No MS. of this romance is known, but it exists in numerous printed editions, of which the oldest is dated 1663. It was edited by David Laing in Early Scottish Metrical Tales, 1826, and 180 again in Englische Studien, xvi. It is certainly as early as the sixteenth century, and perhaps belongs to the fifteenth.
p. 117. Ulysses, &c. Achilles, Troilus, and Priam belong to the legend of Troy, which was familiar in Scotland, having been several times treated in the fifteenth century. Gandifer is possibly an error for Gandelyn (= Gamelyn); but some editions read Gaudifer — for Godefroi de Bouillon? Clariadus is the hero of an enormous Scottish romance of the sixteenth century; but the name might have been derived from the earlier French romance from which this was translated. Philmox, I have not identified. Florentyn of Almayne is probably Florent, son of the Emperor Octavian, Almayne (= Germany) being introduced through the medieval conception of the Holy Roman Empire. On Lancelot, see vol. i. p. 183.
p. 122. Dissawar. This word has puzzled the critics. Percy suggested disaware (Glos.) meaning unaware, unwary; Child (in his Glossary; in the text, he declines to guess), dis and aver (Fr. aver, avoir), without possessions. This fits the sense on p. 122, where the old woman says he shall not be Dissawar, because she will adopt him; but does not explain her sentence on p. 124: “Sir, they do call him Dissawar, and aye he’s done since he came here.” Done what? The answer corresponding to the fact seems to be: disavow himself, i.e., refuse to tell who he is. Of course, he was bound by his oath to the steward not to do so. He is therefore the disavower, or in Scotch disawower, possibly corrupted into Dissawar, after its significance was forgotten. N. E. D. quotes a similar use of the verb: “Yet can they never . . . . disavow my blood Plantagenet’s” (Ford, Perkin Warbeck, IV., ii. 1634). But whether derived from dis-avoir, dis-savoir, or disawow, the prototype of the false name seems to be dis-conus (Lybeaus Disconus).
p. 122. St. Julian’s sake. The saint who especially encouraged hospitality.181
p. 124. The noble French queen, &c. Impossible to identify. Henry V. and VI. married French wives, Mary Stuart’s mother was French — there are various possibilities. Lady Pelicane (or Pellan) must be a corruption, I cannot say of what. Philippie was possibly Philippa of Hainault, queen of Edward III., but another edition reads Phillis, and perhaps the reference is to Chaucer’s Legend of Good Women. Lady Christian (or Christaline in another edition), I do not remember.

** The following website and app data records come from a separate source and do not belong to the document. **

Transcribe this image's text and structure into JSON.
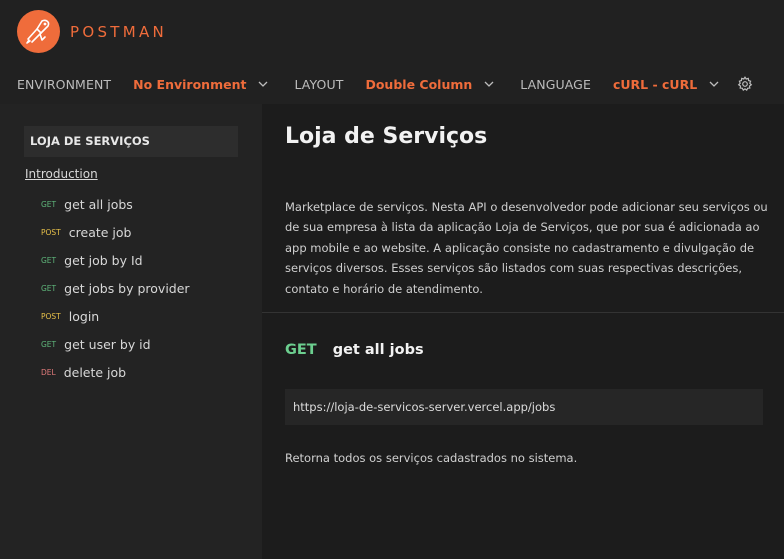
{
  "header": {
    "logo_text": "POSTMAN",
    "settings": [
      {
        "label": "ENVIRONMENT",
        "value": "No Environment"
      },
      {
        "label": "LAYOUT",
        "value": "Double Column"
      },
      {
        "label": "LANGUAGE",
        "value": "cURL - cURL"
      }
    ]
  },
  "sidebar": {
    "title": "LOJA DE SERVIÇOS",
    "intro": "Introduction",
    "items": [
      {
        "method": "GET",
        "label": "get all jobs"
      },
      {
        "method": "POST",
        "label": "create job"
      },
      {
        "method": "GET",
        "label": "get job by Id"
      },
      {
        "method": "GET",
        "label": "get jobs by provider"
      },
      {
        "method": "POST",
        "label": "login"
      },
      {
        "method": "GET",
        "label": "get user by id"
      },
      {
        "method": "DEL",
        "label": "delete job"
      }
    ]
  },
  "main": {
    "title": "Loja de Serviços",
    "description": "Marketplace de serviços. Nesta API o desenvolvedor pode adicionar seu serviços ou de sua empresa à lista da aplicação Loja de Serviços, que por sua é adicionada ao app mobile e ao website. A aplicação consiste no cadastramento e divulgação de serviços diversos. Esses serviços são listados com suas respectivas descrições, contato e horário de atendimento.",
    "request": {
      "method": "GET",
      "name": "get all jobs",
      "url": "https://loja-de-servicos-server.vercel.app/jobs",
      "description": "Retorna todos os serviços cadastrados no sistema."
    }
  },
  "colors": {
    "accent": "#ef6c3b",
    "get": "#5fb67b",
    "post": "#e7c049",
    "del": "#e07a7a",
    "background": "#1c1c1c"
  },
  "icons": [
    "postman-logo-icon",
    "chevron-down-icon",
    "gear-icon"
  ]
}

p. 125. Hector, &c. Hector was the opponent of Achilles at Troy. Oliver was the friend of Roland in the Chanson de Roland and other poems of the geste du roi. Porteous, perhaps Proteus? Emedus, perhaps Amadas? Predicase, perhaps Perdiccas, Alexander’s general? Liondale is possibly Lionel, but I know no such hero except in the ballads. Florent of Albanie — Albanie may be a mistake here for Almayne; but Albanie itself was familiar in allusions. Knight of the Arms Green, possibly Sir Bredbeddle, in the romance of Sir Gawayne and the Green Knight.
p. 128. On a milk-white steed, &c. This initiates a series of three horses and suits of armour of different colours, on three successive days. The episodes resemble a similar group of scenes in Ipomedon, where the idea seems to have been borrowed from the Lancelot attributed to Walter Map. In Sir Gowther, again, we have similar changes of equipment. See Ward, Catalogue of Romances, i. 734 ff.
p. 135. Meledas, &c. Méliodas is a queen in Malory, and Claudas a king; but they are not associated. Here the reference may be to the romance of Clariodus and Meliador — worse corruptions have been made. Belsant married Ottuell, but Ronald (= Roland) appears in the same poem: Duke Rowland and Sir Ottuell of Spain.
p. 137. Now pray we, &c. The repetition of the concluding prayer suggests that the lines between were an afterthought.